- **Work item**:
All entries must be repeated exactly. No picture should appear in the result.

- **Provided data**:
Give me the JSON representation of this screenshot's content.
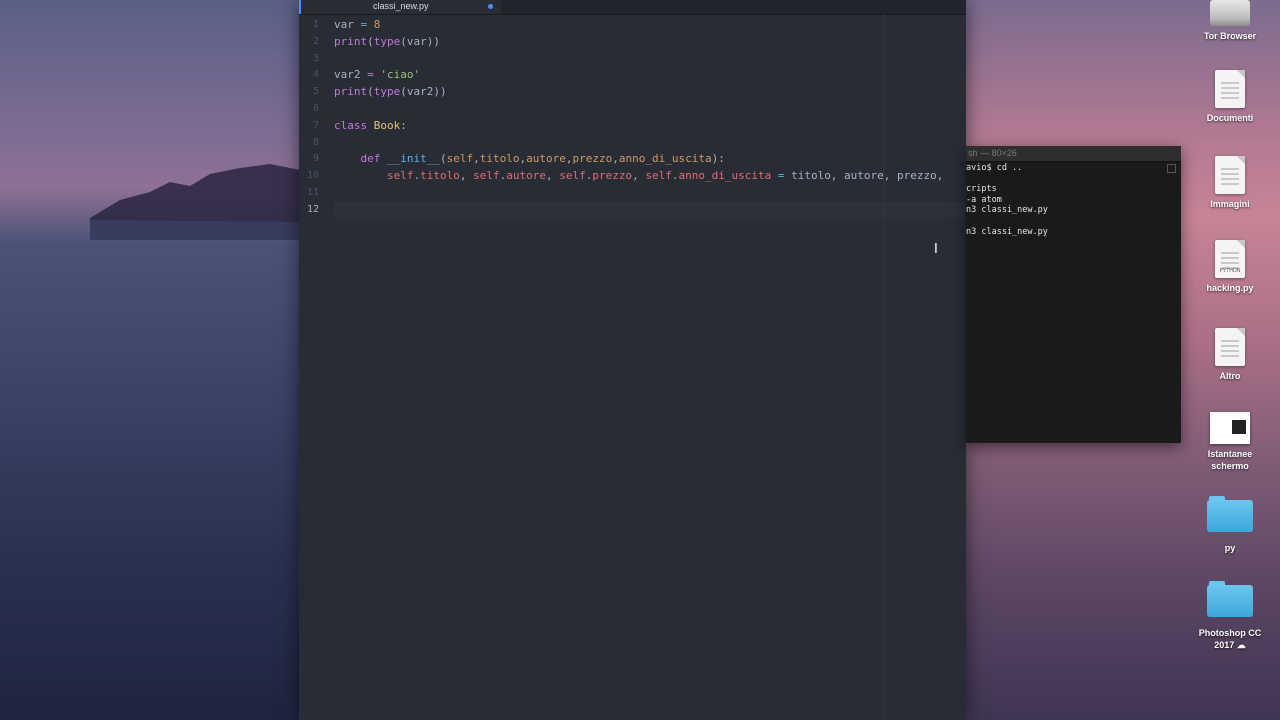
{
  "editor": {
    "tab_title": "classi_new.py",
    "line_numbers": [
      "1",
      "2",
      "3",
      "4",
      "5",
      "6",
      "7",
      "8",
      "9",
      "10",
      "11",
      "12"
    ],
    "lines": [
      [
        {
          "t": "var ",
          "c": ""
        },
        {
          "t": "=",
          "c": "op"
        },
        {
          "t": " ",
          "c": ""
        },
        {
          "t": "8",
          "c": "num"
        }
      ],
      [
        {
          "t": "print",
          "c": "kw"
        },
        {
          "t": "(",
          "c": ""
        },
        {
          "t": "type",
          "c": "kw"
        },
        {
          "t": "(var))",
          "c": ""
        }
      ],
      [],
      [
        {
          "t": "var2 ",
          "c": ""
        },
        {
          "t": "=",
          "c": "op"
        },
        {
          "t": " ",
          "c": ""
        },
        {
          "t": "'ciao'",
          "c": "str"
        }
      ],
      [
        {
          "t": "print",
          "c": "kw"
        },
        {
          "t": "(",
          "c": ""
        },
        {
          "t": "type",
          "c": "kw"
        },
        {
          "t": "(var2))",
          "c": ""
        }
      ],
      [],
      [
        {
          "t": "class",
          "c": "kw"
        },
        {
          "t": " ",
          "c": ""
        },
        {
          "t": "Book",
          "c": "cls"
        },
        {
          "t": ":",
          "c": ""
        }
      ],
      [],
      [
        {
          "t": "    ",
          "c": ""
        },
        {
          "t": "def",
          "c": "kw"
        },
        {
          "t": " ",
          "c": ""
        },
        {
          "t": "__init__",
          "c": "fn"
        },
        {
          "t": "(",
          "c": ""
        },
        {
          "t": "self",
          "c": "prm"
        },
        {
          "t": ",",
          "c": ""
        },
        {
          "t": "titolo",
          "c": "prm"
        },
        {
          "t": ",",
          "c": ""
        },
        {
          "t": "autore",
          "c": "prm"
        },
        {
          "t": ",",
          "c": ""
        },
        {
          "t": "prezzo",
          "c": "prm"
        },
        {
          "t": ",",
          "c": ""
        },
        {
          "t": "anno_di_uscita",
          "c": "prm"
        },
        {
          "t": "):",
          "c": ""
        }
      ],
      [
        {
          "t": "        ",
          "c": ""
        },
        {
          "t": "self",
          "c": "self"
        },
        {
          "t": ".",
          "c": ""
        },
        {
          "t": "titolo",
          "c": "self"
        },
        {
          "t": ", ",
          "c": ""
        },
        {
          "t": "self",
          "c": "self"
        },
        {
          "t": ".",
          "c": ""
        },
        {
          "t": "autore",
          "c": "self"
        },
        {
          "t": ", ",
          "c": ""
        },
        {
          "t": "self",
          "c": "self"
        },
        {
          "t": ".",
          "c": ""
        },
        {
          "t": "prezzo",
          "c": "self"
        },
        {
          "t": ", ",
          "c": ""
        },
        {
          "t": "self",
          "c": "self"
        },
        {
          "t": ".",
          "c": ""
        },
        {
          "t": "anno_di_uscita",
          "c": "self"
        },
        {
          "t": " ",
          "c": ""
        },
        {
          "t": "=",
          "c": "op"
        },
        {
          "t": " titolo, autore, prezzo,",
          "c": ""
        }
      ],
      [],
      []
    ]
  },
  "terminal": {
    "title": "sh — 80×26",
    "lines": [
      "avio$ cd ..",
      "",
      "cripts",
      "-a atom",
      "n3 classi_new.py",
      "",
      "n3 classi_new.py"
    ]
  },
  "desktop_icons": [
    {
      "label": "Tor Browser",
      "icon": "drive-icon"
    },
    {
      "label": "Documenti",
      "icon": "document-icon"
    },
    {
      "label": "Immagini",
      "icon": "jpeg-icon"
    },
    {
      "label": "hacking.py",
      "icon": "python-file-icon",
      "badge": "PYTHON"
    },
    {
      "label": "Altro",
      "icon": "document-icon"
    },
    {
      "label": "Istantanee schermo",
      "icon": "screenshot-icon"
    },
    {
      "label": "py",
      "icon": "folder-icon"
    },
    {
      "label": "Photoshop CC 2017 ☁",
      "icon": "folder-icon"
    }
  ],
  "colors": {
    "editor_bg": "#282c34",
    "accent": "#528bff",
    "keyword": "#c678dd",
    "function": "#61afef",
    "string": "#98c379",
    "number": "#d19a66",
    "class_name": "#e5c07b",
    "self_attr": "#e06c75"
  }
}
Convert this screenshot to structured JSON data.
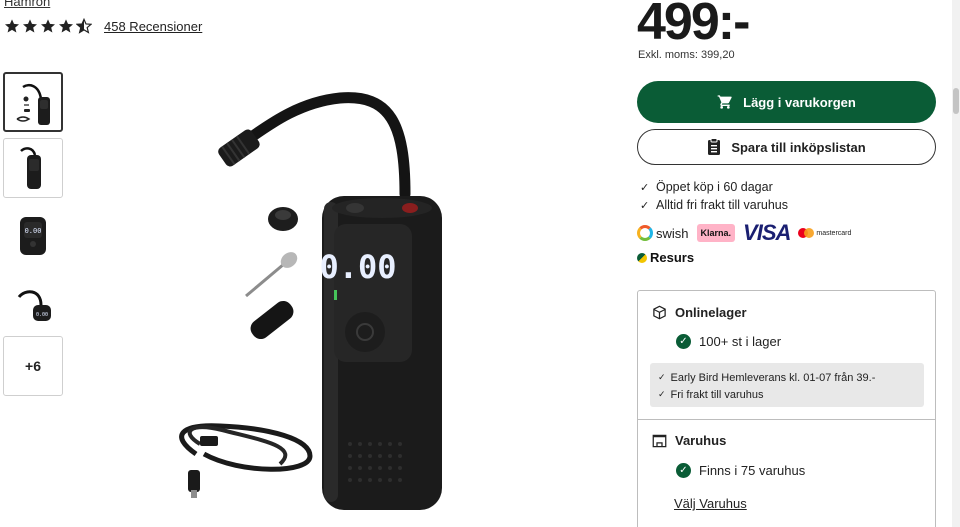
{
  "product": {
    "brand": "Hamron",
    "rating_value": 4.5,
    "reviews_label": "458 Recensioner"
  },
  "gallery": {
    "more_label": "+6",
    "thumbnails": [
      "pump-front-thumb",
      "pump-side-thumb",
      "pump-display-thumb",
      "pump-hose-thumb"
    ]
  },
  "pricing": {
    "price": "499:-",
    "ex_vat": "Exkl. moms: 399,20"
  },
  "actions": {
    "add_to_cart": "Lägg i varukorgen",
    "save_list": "Spara till inköpslistan"
  },
  "perks": [
    "Öppet köp i 60 dagar",
    "Alltid fri frakt till varuhus"
  ],
  "payments": {
    "swish": "swish",
    "klarna": "Klarna.",
    "visa": "VISA",
    "mastercard": "mastercard",
    "resurs": "Resurs"
  },
  "stock": {
    "online_title": "Onlinelager",
    "online_status": "100+ st i lager",
    "delivery_lines": [
      "Early Bird Hemleverans kl. 01-07 från 39.-",
      "Fri frakt till varuhus"
    ],
    "store_title": "Varuhus",
    "store_status": "Finns i 75 varuhus",
    "choose_store": "Välj Varuhus"
  },
  "colors": {
    "brand_green": "#0a5c36",
    "star": "#222222"
  }
}
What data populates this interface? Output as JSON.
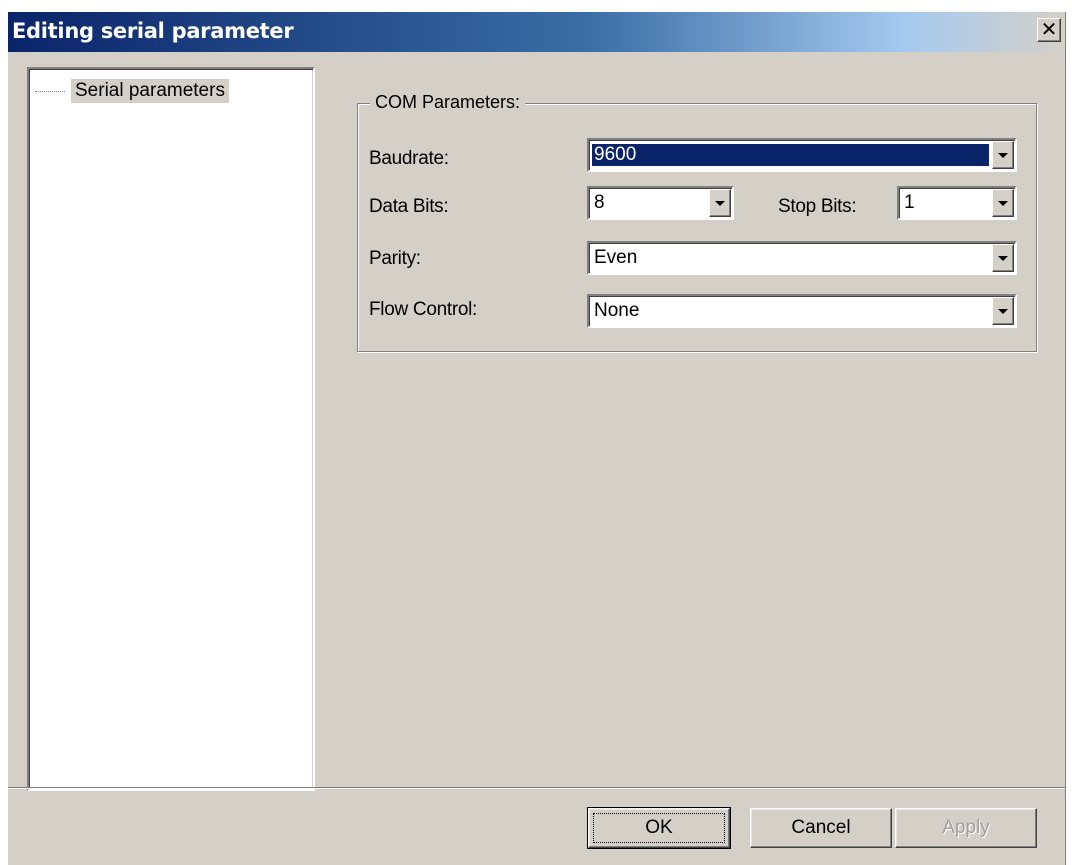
{
  "window": {
    "title": "Editing serial parameter",
    "close_glyph": "✕"
  },
  "tree": {
    "items": [
      {
        "label": "Serial parameters",
        "selected": true
      }
    ]
  },
  "com_parameters": {
    "group_title": "COM Parameters:",
    "baudrate": {
      "label": "Baudrate:",
      "value": "9600"
    },
    "data_bits": {
      "label": "Data Bits:",
      "value": "8"
    },
    "stop_bits": {
      "label": "Stop Bits:",
      "value": "1"
    },
    "parity": {
      "label": "Parity:",
      "value": "Even"
    },
    "flow_control": {
      "label": "Flow Control:",
      "value": "None"
    }
  },
  "buttons": {
    "ok": "OK",
    "cancel": "Cancel",
    "apply": "Apply"
  },
  "colors": {
    "dialog_bg": "#d4d0c8",
    "title_bar": "#0a246a",
    "selection": "#0a246a"
  }
}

- **Written response**:
Give me the JSON representation of this screenshot's content.
{
  "editor": {
    "tab_title": "classi_new.py",
    "line_numbers": [
      "1",
      "2",
      "3",
      "4",
      "5",
      "6",
      "7",
      "8",
      "9",
      "10",
      "11",
      "12"
    ],
    "lines": [
      [
        {
          "t": "var ",
          "c": ""
        },
        {
          "t": "=",
          "c": "op"
        },
        {
          "t": " ",
          "c": ""
        },
        {
          "t": "8",
          "c": "num"
        }
      ],
      [
        {
          "t": "print",
          "c": "kw"
        },
        {
          "t": "(",
          "c": ""
        },
        {
          "t": "type",
          "c": "kw"
        },
        {
          "t": "(var))",
          "c": ""
        }
      ],
      [],
      [
        {
          "t": "var2 ",
          "c": ""
        },
        {
          "t": "=",
          "c": "op"
        },
        {
          "t": " ",
          "c": ""
        },
        {
          "t": "'ciao'",
          "c": "str"
        }
      ],
      [
        {
          "t": "print",
          "c": "kw"
        },
        {
          "t": "(",
          "c": ""
        },
        {
          "t": "type",
          "c": "kw"
        },
        {
          "t": "(var2))",
          "c": ""
        }
      ],
      [],
      [
        {
          "t": "class",
          "c": "kw"
        },
        {
          "t": " ",
          "c": ""
        },
        {
          "t": "Book",
          "c": "cls"
        },
        {
          "t": ":",
          "c": ""
        }
      ],
      [],
      [
        {
          "t": "    ",
          "c": ""
        },
        {
          "t": "def",
          "c": "kw"
        },
        {
          "t": " ",
          "c": ""
        },
        {
          "t": "__init__",
          "c": "fn"
        },
        {
          "t": "(",
          "c": ""
        },
        {
          "t": "self",
          "c": "prm"
        },
        {
          "t": ",",
          "c": ""
        },
        {
          "t": "titolo",
          "c": "prm"
        },
        {
          "t": ",",
          "c": ""
        },
        {
          "t": "autore",
          "c": "prm"
        },
        {
          "t": ",",
          "c": ""
        },
        {
          "t": "prezzo",
          "c": "prm"
        },
        {
          "t": ",",
          "c": ""
        },
        {
          "t": "anno_di_uscita",
          "c": "prm"
        },
        {
          "t": "):",
          "c": ""
        }
      ],
      [
        {
          "t": "        ",
          "c": ""
        },
        {
          "t": "self",
          "c": "self"
        },
        {
          "t": ".",
          "c": ""
        },
        {
          "t": "titolo",
          "c": "self"
        },
        {
          "t": ", ",
          "c": ""
        },
        {
          "t": "self",
          "c": "self"
        },
        {
          "t": ".",
          "c": ""
        },
        {
          "t": "autore",
          "c": "self"
        },
        {
          "t": ", ",
          "c": ""
        },
        {
          "t": "self",
          "c": "self"
        },
        {
          "t": ".",
          "c": ""
        },
        {
          "t": "prezzo",
          "c": "self"
        },
        {
          "t": ", ",
          "c": ""
        },
        {
          "t": "self",
          "c": "self"
        },
        {
          "t": ".",
          "c": ""
        },
        {
          "t": "anno_di_uscita",
          "c": "self"
        },
        {
          "t": " ",
          "c": ""
        },
        {
          "t": "=",
          "c": "op"
        },
        {
          "t": " titolo, autore, prezzo,",
          "c": ""
        }
      ],
      [],
      []
    ]
  },
  "terminal": {
    "title": "sh — 80×26",
    "lines": [
      "avio$ cd ..",
      "",
      "cripts",
      "-a atom",
      "n3 classi_new.py",
      "",
      "n3 classi_new.py"
    ]
  },
  "desktop_icons": [
    {
      "label": "Tor Browser",
      "icon": "drive-icon"
    },
    {
      "label": "Documenti",
      "icon": "document-icon"
    },
    {
      "label": "Immagini",
      "icon": "jpeg-icon"
    },
    {
      "label": "hacking.py",
      "icon": "python-file-icon",
      "badge": "PYTHON"
    },
    {
      "label": "Altro",
      "icon": "document-icon"
    },
    {
      "label": "Istantanee schermo",
      "icon": "screenshot-icon"
    },
    {
      "label": "py",
      "icon": "folder-icon"
    },
    {
      "label": "Photoshop CC 2017 ☁",
      "icon": "folder-icon"
    }
  ],
  "colors": {
    "editor_bg": "#282c34",
    "accent": "#528bff",
    "keyword": "#c678dd",
    "function": "#61afef",
    "string": "#98c379",
    "number": "#d19a66",
    "class_name": "#e5c07b",
    "self_attr": "#e06c75"
  }
}
Convert this screenshot to structured JSON data.
{
  "product": {
    "brand": "Hamron",
    "rating_value": 4.5,
    "reviews_label": "458 Recensioner"
  },
  "gallery": {
    "more_label": "+6",
    "thumbnails": [
      "pump-front-thumb",
      "pump-side-thumb",
      "pump-display-thumb",
      "pump-hose-thumb"
    ]
  },
  "pricing": {
    "price": "499:-",
    "ex_vat": "Exkl. moms: 399,20"
  },
  "actions": {
    "add_to_cart": "Lägg i varukorgen",
    "save_list": "Spara till inköpslistan"
  },
  "perks": [
    "Öppet köp i 60 dagar",
    "Alltid fri frakt till varuhus"
  ],
  "payments": {
    "swish": "swish",
    "klarna": "Klarna.",
    "visa": "VISA",
    "mastercard": "mastercard",
    "resurs": "Resurs"
  },
  "stock": {
    "online_title": "Onlinelager",
    "online_status": "100+ st i lager",
    "delivery_lines": [
      "Early Bird Hemleverans kl. 01-07 från 39.-",
      "Fri frakt till varuhus"
    ],
    "store_title": "Varuhus",
    "store_status": "Finns i 75 varuhus",
    "choose_store": "Välj Varuhus"
  },
  "colors": {
    "brand_green": "#0a5c36",
    "star": "#222222"
  }
}
What data populates this interface? Output as JSON.
{
  "window": {
    "title": "Editing serial parameter",
    "close_glyph": "✕"
  },
  "tree": {
    "items": [
      {
        "label": "Serial parameters",
        "selected": true
      }
    ]
  },
  "com_parameters": {
    "group_title": "COM Parameters:",
    "baudrate": {
      "label": "Baudrate:",
      "value": "9600"
    },
    "data_bits": {
      "label": "Data Bits:",
      "value": "8"
    },
    "stop_bits": {
      "label": "Stop Bits:",
      "value": "1"
    },
    "parity": {
      "label": "Parity:",
      "value": "Even"
    },
    "flow_control": {
      "label": "Flow Control:",
      "value": "None"
    }
  },
  "buttons": {
    "ok": "OK",
    "cancel": "Cancel",
    "apply": "Apply"
  },
  "colors": {
    "dialog_bg": "#d4d0c8",
    "title_bar": "#0a246a",
    "selection": "#0a246a"
  }
}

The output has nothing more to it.